Corn: Corn futures prices closed up the 25-cent daily trading limit today. May futures closed at $5.64 1/4 and December futures at $4.77 1/2. May futures also registered a contract-high close and a technically bullish monthly and quarterly high close today. Daily trading limits expand to 40 cents for corn on Thursday. The corn market bulls needed a shot of bullish news and they got that and then some today. The USDA Prospective Plantings Report showed U.S. corn planted acres as 91.144 million, well below the average trade expectation of 93.208 million acres. That compares to 90.819 mil. acres planted in 2020. Given strong new-crop prices, we anticipate corn acres will increase from USDA’s March intentions, especially if spring weather is favorable for planting. Meantime, the USDA Quarterly Grain Stocks Report showed corn supplies at 7.701 billion bu., whereas traders expected 7.767 billion bushels. That’s down more than 250 million bu. from year-ago.
Soybeans: Soybean futures had a strong bullish reaction to USDA’s reports, finishing up the 70-cent daily trading limit. Soymeal futures finished sharply higher to up the $25 daily limit. Soyoil futures ended sharply higher to up their 250 point daily limit. Trading limits expand to $1.05 for soybeans, $40 for soymeal and 400 points for soyoil during Thursday’s session, which is the last trading day for the week since markets are closed Friday. USDA’s March soybean planting intentions came in far short of what traders expected – and frankly what is needed to ease supply tightness. USDA estimates farmers intend to plant 87.6 million acres to soybeans this year. While that would be up 4.5 million acres from last year, the highest since 89.2 million acres in 2018 and the third highest on record, it was 2.4 million acres lower than traders anticipated. Obviously, more acres and/or less use would be needed as there is no margin for a production hiccup.
Wheat: May SRW futures rose 16 3/4 cents to $6.18, May HRW was up 17 1/4 cents to $5.75 3/4 and May spring wheat futures gained 9 cents to $6.10 3/4. Wheat futures followed limit-bid corn and soybean futures to the upside on speculation feed demand will increase this summer both here at home and around the globe. There was some talk of SRW wheat sales increasing to Southeast hog and poultry feeders. It also could lead to fewer spring wheat plantings. Prices also found support from a flurry of international tenders. The weather conditions are shifting to warmer and drier and that may provide additional support if sustained into May. Farmers told USDA they intend to plant 510,000 fewer acres to spring wheat this year, though that would be around 100,000 acres more than traders anticipated and our survey indicated.

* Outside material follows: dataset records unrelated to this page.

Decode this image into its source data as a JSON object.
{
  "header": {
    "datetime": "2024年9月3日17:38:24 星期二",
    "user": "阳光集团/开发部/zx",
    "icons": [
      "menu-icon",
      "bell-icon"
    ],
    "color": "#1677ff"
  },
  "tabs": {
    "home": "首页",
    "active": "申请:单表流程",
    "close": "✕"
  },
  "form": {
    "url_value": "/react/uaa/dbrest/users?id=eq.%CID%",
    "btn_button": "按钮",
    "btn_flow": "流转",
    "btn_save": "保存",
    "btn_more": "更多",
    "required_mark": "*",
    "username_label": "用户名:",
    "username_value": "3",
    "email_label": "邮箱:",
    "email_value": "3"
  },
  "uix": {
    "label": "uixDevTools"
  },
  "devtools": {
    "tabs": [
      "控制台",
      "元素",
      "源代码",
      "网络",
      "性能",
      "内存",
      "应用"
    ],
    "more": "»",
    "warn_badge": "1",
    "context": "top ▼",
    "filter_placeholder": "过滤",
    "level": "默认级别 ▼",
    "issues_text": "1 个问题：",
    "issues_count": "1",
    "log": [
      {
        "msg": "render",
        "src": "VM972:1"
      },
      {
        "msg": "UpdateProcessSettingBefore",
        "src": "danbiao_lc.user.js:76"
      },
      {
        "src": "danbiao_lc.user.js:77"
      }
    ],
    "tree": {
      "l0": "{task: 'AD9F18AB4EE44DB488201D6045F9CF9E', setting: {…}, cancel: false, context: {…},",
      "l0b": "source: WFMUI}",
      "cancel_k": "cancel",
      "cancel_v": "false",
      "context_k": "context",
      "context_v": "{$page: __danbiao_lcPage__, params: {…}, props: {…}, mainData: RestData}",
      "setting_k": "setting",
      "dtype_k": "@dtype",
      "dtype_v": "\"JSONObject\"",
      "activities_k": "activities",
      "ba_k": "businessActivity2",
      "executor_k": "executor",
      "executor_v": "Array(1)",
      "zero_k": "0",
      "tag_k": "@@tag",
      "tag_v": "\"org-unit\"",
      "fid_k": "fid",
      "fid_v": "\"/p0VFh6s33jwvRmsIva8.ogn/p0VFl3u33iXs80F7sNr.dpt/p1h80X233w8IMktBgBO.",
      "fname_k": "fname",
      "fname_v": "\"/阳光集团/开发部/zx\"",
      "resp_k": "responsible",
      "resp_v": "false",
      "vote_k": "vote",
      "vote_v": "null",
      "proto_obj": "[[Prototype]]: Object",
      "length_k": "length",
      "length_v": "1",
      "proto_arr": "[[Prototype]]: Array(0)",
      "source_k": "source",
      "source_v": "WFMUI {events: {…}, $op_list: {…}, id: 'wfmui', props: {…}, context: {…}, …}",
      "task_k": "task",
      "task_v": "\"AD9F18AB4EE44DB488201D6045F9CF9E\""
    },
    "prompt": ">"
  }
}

Cotton: May cotton rose 24 points to 80.88 cents and December rallied 118 points to 80.10 cents. Cotton futures reversed earlier steep declines, closing higher. Cotton largely followed the limit-up gains in corn and soybeans despite a lack of fresh bullish news in today’s USDA prospective plantings report. The grain market rallies may lead to final cotton plantings falling below today’s intentions. Cotton plantings are expected to be down just a tick from last year and 131,000 acres higher than pre-report expectations. Cotton acreage intentions came in 164,000 acres fewer than our survey indicated. Cotton acres are expected to drop 18,000 acres in Texas to 6.82 million acres. Cotton plantings are expected to rise 10,000 acres in Georgia to 1.2 million acres.
Hogs: June lean hogs closed down 72 1/2 cents at $105.30 today, with the rest of the market finishing narrowly mixed. Most contracts settled high-range. Spot cash hog and pork product markets are beginning to weaken, putting some pressure on the futures’ premiums. Cash hog prices slipped another 37 cents this morning, on a national direct average. However, losses in futures were limited as the pork cutout value rose a solid $4.71 to $110.01 per cwt. on movement of 186.89 loads at midday today. Hams led the gainers. Today’s hog slaughter was estimated at 492,000 head compared to 486,000 last Wednesday and 476,000 head a year ago at this time. Futures’ premiums suggest that hog supplies are unlikely to rise above demand
Cattle: April cattle closed unchanged at $120.975 and June rose 67.5 cents to $122.90. May feeders fell $2.80 to $149.40. Live cattle futures were quiet today, but closing higher in all contracts but April. Feeder cattle futures tumbled sharply lower after today’s USDA planting intentions report showed farmers intend to plant fewer corn acres than anticipated by the trade. The Fed Cattle Exchange auction reported a top trade at $118 this morning, up about $2 from last week and a positive support for cattle. Wholesale beef prices are rising quickly, up about $12 from a week ago. Choice rose 70 cents at midday and Select was up $1.63 on moderate sales. The rib and the loin primals are up sharply even from a week ago, $24, and $18, respectively. Beef trimmings are up almost $13 in the past week as processed meat companies change their formulation away from pork to cheaper beef.